LAPD seeks public's help to locate missing man, 25
The Los Angeles Police Department Tuesday asked for the public's help in locating a missing 25-year-old man. Wesley Von Tracy was last seen around 6 a.m. on Sept. 12 in the 4000 block of West Washington Boulevard. Tracy, who was described as a Caucasian man with brown hair and brown eyes, is suffering from depression, according to the LAPD.

Police departments are buying body cams, and officers don't have to tell You when they're recording
In Celina, Texas, dash-cam footage taken from the hood of a police cruiser seems to show an arrest gone horribly wrong. The officer orders the suspect to "put your hands behind your back," then suddenly seems to tackle him and wrestle him to the ground face down. The officer's reaction escalates for no obvious reason, at least from the dash cam perspective. The footage taken from the tiny body camera the officer was wearing that day tells an entirely different story.
ABC News

Cyber Security

L.A. Auto Show: Hackers now targeting cars and driver data
Back in the day, car thieves used muscle and crowbars to wreak havoc on cars. Now, the worst threat could come from keyboards and clicks. Automakers have launched an effort to improve coordination among themselves to combat hackers who are moving from computers and smartphones to increasingly tech-laden cars.
Los Angeles Times

Proposition 47 Consequences

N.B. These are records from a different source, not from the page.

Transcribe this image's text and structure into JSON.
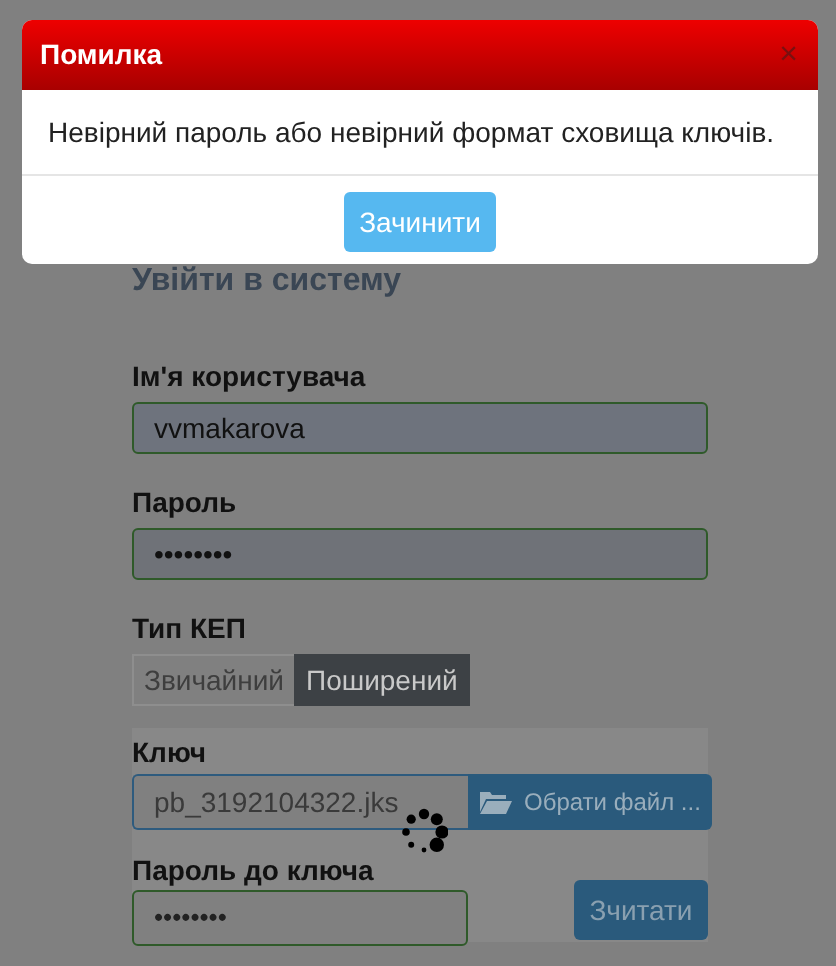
{
  "modal": {
    "title": "Помилка",
    "close": "×",
    "message": "Невірний пароль або невірний формат сховища ключів.",
    "button": "Зачинити"
  },
  "form": {
    "title": "Увійти в систему",
    "username": {
      "label": "Ім'я користувача",
      "value": "vvmakarova"
    },
    "password": {
      "label": "Пароль",
      "value": "••••••••"
    },
    "key_type": {
      "label": "Тип КЕП",
      "options": [
        {
          "label": "Звичайний",
          "selected": false
        },
        {
          "label": "Поширений",
          "selected": true
        }
      ]
    },
    "key": {
      "label": "Ключ",
      "file": "pb_3192104322.jks",
      "browse_button": "Обрати файл ..."
    },
    "key_password": {
      "label": "Пароль до ключа",
      "value": "••••••••"
    },
    "read_button": "Зчитати",
    "loading": true
  }
}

Prop. 47 could leave counties scrambling for drug treatment funds
The passage of Proposition 47 could leave San Francisco and other counties scrambling to make up the state money they used to receive for successfully treating rather than imprisoning low-level drug and property crime offenders, law enforcement officials say. It sets aside up to $250 million to help local agencies treat drug offenders. But with the initiative's passage, counties have no guarantee they'll receive money, or if they do, how much they'll get.
San Francisco Chronicle

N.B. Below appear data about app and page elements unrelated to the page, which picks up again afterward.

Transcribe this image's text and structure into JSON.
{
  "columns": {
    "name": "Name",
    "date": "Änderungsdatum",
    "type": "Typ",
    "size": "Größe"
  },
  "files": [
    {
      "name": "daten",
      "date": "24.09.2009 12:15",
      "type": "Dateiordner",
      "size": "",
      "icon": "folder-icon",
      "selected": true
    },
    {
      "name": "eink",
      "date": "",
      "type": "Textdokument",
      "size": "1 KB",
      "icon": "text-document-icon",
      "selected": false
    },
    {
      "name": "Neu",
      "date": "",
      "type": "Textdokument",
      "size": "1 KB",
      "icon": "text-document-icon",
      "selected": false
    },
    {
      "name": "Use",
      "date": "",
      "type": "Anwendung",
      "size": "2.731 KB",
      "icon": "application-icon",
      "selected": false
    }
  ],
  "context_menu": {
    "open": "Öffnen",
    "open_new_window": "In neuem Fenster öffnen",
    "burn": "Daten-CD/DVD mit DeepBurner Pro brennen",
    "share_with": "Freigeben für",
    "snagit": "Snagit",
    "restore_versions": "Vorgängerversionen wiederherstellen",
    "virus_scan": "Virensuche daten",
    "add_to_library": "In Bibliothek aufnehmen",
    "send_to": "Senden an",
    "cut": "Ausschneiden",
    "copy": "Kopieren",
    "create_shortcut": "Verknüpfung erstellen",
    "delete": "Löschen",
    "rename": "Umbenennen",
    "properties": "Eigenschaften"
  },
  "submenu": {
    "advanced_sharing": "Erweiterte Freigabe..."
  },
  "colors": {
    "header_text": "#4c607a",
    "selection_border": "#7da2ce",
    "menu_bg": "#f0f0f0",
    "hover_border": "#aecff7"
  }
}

Passage of Prop 47 could increase L.A. City Attorney's workload, LAPD says
The recent passage of Proposition 47, which downgrades many theft and drug-possession crimes from felonies to misdemeanors, could shift a workload of as much as 40,000 cases from the county District Attorney's office to city attorneys, Los Angeles police Chief Charlie Beck said Tuesday. The police department implemented the voter-approved change immediately after the Nov. 4 election, the impact of which “has yet to be told,” Beck told the Police Commission.
City News Service


9th Circuit says sex offender Internet rules violate free speech
A federal appeals panel decided Tuesday that a California law that requires registered sex offenders to tell authorities their Internet user names, email addresses and other identifying information violates constitutional protections of free speech.
Los Angeles Times


Rusty Hicks to replace Durazo as new County Labor Federation leader
Leaders of hundreds of labor union locals voted Monday to name Rusty Hicks to replace Maria Elena Durazo as the leader of the powerful Los Angeles County Federation of Labor. The unanimous vote by delegates elevates Hicks from his post as the organization's top political organizer to the office of executive secretary treasurer of the umbrella entity that represents 600,000 workers.
Los Angeles Times

City Government

Poor management blamed for DWP customer billing problems
Poor management and an unprepared work force hampered the rollout of a new billing system by the Los Angeles Department of Water and Power, a new report says, resulting in thousands of incorrect billings and customer telephone hold times of up to two hours.
Los Angeles Times


About the LAPPL Formed in 1923, the Los Angeles Police Protective League (LAPPL) represents the more than 9,900 dedicated and professional sworn members of the Los Angeles Police Department. The LAPPL serves to advance the interests of LAPD officers through legislative and legal advocacy, political action and education. The LAPPL can be found on the Web at: